a retrogressive policy


objections were made to the proposed legislation on the ground of its probable retrogressive effect

Regressive carries a stronger implication of going backward by steps or degrees and often, also, a weaker implication of failure to progress or move ahead than any of the others. Consequently it is often the preferred term when a colorless or uncolored statement of fact is intended; thus, when one infers a cause from an effect or a principle from a number of facts he follows a regressive process of reasoning; the process of growing old may be described as a retrograde development when the emphasis is on its backward direction, as a retrogressive development when the stress is on the absence of progress, and a regressive development when the intent is to indicate that it is marked by an inversion of order in its stages; a regressive loss of memory implies that the most recent memories disappear first and the earliest linger longest.
Analogous words: laggard, dilatory, *slow: *stupid, slow, dull, dense: *lethargic, sluggish: *abnormal, atypical
Antonyms: advanced
Contrasted words: civilized, cultured (see corresponding nouns at CIVILIZATION): cultivated, cultured, refined (see corresponding nouns at CULTURE): educated, instructed (see TEACH)

New Dictionary of Synonyms. 2014.


Look at other dictionaries:

  • backward — backward, backwards 1. For the adverb, both forms are in use, although backward is somewhat more common in AmE and backwards in BrE: • Talk ran backward from the events of the morning A. Munro, CanE 1987 • I walked backward to look at her in the… …   Modern English usage

  • Backward — Back ward, a. 1. Directed to the back or rear; as, backward glances. [1913 Webster] 2. Unwilling; averse; reluctant; hesitating; loath. [1913 Webster] For wiser brutes were backward to be slaves. Pope. [1913 Webster] 3. Not well advanced in… …   The Collaborative International Dictionary of English

  • Backward — Back ward, Backwards Back wards, adv. [Back, adv. + ward.] 1. With the back in advance or foremost; as, to ride backward. [1913 Webster] 2. Toward the back; toward the rear; as, to throw the arms backward. [1913 Webster] 3. On the back, or with… …   The Collaborative International Dictionary of English

  • backward — [adj1] toward the rear astern, behind, inverted, rearward, regressive, retrograde; concept 581 Ant. ahead, forward, to the front backward [adj2] bashful afraid, averse, demure, diffident, disinclined, hesitant, hesitating, humble, indisposed,… …   New thesaurus

  • backward — [bak′wərd] adv. [ME bakward, for abakward < abak (< OE on bæc, back) + ward (< OE weard, toward)] 1. toward the back or rear; behind 2. with the back or rear foremost 3. in reverse [to spell a word backward] 4. in a way contrary to the… …   English World dictionary

  • backward — (adv.) c.1300, from abakward, from O.E. on bæc (see BACK (Cf. back) (adv.)) + weard adj./adv. suffix (see WARD (Cf. ward)). O.E. had the adverb bæcling. As an adjective, from 1550s. Meaning behindhand with regard to progress is first attested… …   Etymology dictionary

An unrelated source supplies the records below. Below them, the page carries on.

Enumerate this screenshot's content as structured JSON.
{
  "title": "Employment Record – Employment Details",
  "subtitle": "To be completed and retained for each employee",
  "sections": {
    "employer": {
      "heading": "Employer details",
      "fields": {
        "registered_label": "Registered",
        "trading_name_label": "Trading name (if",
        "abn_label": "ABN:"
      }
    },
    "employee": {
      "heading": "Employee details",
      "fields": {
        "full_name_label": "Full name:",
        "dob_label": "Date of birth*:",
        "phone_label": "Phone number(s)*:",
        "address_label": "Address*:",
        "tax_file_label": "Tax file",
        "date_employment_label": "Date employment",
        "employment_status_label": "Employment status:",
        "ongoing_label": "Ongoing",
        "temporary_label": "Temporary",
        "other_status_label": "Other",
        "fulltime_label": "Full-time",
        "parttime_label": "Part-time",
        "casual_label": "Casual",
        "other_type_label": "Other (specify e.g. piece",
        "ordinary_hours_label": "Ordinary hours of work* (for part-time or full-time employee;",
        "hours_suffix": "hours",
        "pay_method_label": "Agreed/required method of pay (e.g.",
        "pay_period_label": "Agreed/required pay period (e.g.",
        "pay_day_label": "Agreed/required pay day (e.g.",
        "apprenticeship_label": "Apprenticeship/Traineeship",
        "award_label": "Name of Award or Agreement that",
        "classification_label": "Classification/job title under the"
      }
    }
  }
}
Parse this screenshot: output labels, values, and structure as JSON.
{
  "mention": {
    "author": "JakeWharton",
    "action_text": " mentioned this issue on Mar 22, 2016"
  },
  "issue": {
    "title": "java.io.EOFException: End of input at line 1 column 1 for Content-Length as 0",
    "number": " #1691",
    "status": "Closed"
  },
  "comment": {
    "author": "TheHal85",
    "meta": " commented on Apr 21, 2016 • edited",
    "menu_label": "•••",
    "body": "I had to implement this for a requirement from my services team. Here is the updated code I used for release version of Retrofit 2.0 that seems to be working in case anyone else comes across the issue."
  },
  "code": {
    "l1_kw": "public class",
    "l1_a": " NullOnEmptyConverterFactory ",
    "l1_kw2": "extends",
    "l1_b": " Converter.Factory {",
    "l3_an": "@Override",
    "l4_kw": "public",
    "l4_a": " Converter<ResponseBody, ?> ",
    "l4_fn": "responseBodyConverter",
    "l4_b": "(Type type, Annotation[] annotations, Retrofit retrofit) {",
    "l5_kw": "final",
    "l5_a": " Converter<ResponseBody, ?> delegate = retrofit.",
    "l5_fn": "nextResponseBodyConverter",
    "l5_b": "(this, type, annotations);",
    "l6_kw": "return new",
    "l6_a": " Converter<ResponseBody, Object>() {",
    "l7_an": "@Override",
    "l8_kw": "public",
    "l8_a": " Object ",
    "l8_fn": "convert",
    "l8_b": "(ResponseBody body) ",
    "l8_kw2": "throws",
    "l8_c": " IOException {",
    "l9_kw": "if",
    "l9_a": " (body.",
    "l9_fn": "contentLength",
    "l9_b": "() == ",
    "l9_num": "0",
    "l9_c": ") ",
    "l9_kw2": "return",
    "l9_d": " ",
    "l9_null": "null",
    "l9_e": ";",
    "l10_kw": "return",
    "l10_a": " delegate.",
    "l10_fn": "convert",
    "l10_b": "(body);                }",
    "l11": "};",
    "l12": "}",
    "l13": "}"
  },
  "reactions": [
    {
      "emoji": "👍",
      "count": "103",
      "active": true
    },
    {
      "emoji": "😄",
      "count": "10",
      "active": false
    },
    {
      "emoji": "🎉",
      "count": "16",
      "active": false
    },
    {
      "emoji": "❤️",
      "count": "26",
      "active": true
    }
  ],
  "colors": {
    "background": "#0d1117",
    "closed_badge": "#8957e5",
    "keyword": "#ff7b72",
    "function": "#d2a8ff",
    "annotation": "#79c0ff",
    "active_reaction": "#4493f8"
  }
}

  • backward — ► ADJECTIVE 1) directed behind or to the rear. 2) having made less progress than is normal or expected. ● not backward in Cf. ↑not backward in DERIVATIVES backwardly adverb backwardness noun …   English terms dictionary

  • Backward — Back ward, n. The state behind or past. [Obs.] [1913 Webster] In the dark backward and abysm of time. Shak. [1913 Webster] …   The Collaborative International Dictionary of English

  • Backward — Back ward, v. t. To keep back; to hinder. [Obs.] [1913 Webster] …   The Collaborative International Dictionary of English

  • backward — I adjective arrested, behindhand, belated, dallying, defected, delayed, delaying, dilatory, impeded, late, mentally deficient, overdue, procrastinating, regressive, retarded, retroactive, retrograde, reversed, slow, subnormal, tardy, untimely II… …   Law dictionary

Share the article and excerpts

Direct link
Do a right-click on the link above
and select “Copy Link”

We are using cookies for the best presentation of our site. Continuing to use this site, you agree with this.